▶ _WHAT THE TASK REQUIRES_: From the records, pick out and copy each line containing "group".

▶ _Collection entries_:
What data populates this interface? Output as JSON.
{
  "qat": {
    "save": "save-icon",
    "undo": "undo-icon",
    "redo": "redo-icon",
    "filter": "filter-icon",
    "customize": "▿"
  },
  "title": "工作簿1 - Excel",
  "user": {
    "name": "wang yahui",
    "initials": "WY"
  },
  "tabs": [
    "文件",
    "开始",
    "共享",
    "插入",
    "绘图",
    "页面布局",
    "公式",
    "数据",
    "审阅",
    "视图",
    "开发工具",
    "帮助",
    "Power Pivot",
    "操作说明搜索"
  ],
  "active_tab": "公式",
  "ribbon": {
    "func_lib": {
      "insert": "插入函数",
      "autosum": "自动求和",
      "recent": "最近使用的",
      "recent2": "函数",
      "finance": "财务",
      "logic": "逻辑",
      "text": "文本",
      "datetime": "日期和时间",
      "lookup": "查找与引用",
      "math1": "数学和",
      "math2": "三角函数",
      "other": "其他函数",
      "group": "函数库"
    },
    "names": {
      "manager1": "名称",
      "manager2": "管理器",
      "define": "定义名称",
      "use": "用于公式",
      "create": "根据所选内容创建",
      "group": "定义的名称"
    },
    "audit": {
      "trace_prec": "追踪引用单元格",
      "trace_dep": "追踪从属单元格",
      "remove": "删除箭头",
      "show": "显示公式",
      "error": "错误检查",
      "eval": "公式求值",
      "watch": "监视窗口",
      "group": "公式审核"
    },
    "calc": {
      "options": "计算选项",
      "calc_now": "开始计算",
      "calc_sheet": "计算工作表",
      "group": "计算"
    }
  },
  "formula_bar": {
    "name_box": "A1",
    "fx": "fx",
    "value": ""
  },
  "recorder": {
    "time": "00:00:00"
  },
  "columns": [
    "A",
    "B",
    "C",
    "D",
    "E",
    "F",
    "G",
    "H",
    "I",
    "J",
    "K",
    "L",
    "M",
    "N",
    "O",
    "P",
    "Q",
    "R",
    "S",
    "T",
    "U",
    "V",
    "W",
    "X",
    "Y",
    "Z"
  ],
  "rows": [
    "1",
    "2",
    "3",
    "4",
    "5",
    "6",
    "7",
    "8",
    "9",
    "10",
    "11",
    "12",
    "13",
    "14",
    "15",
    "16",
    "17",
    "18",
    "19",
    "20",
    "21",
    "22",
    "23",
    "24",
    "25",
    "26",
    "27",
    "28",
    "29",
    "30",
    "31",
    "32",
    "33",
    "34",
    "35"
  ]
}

▶ _SOLUTION TO THE EXERCISE_:
      "group": "函数库"
      "group": "定义的名称"
      "group": "公式审核"
      "group": "计算"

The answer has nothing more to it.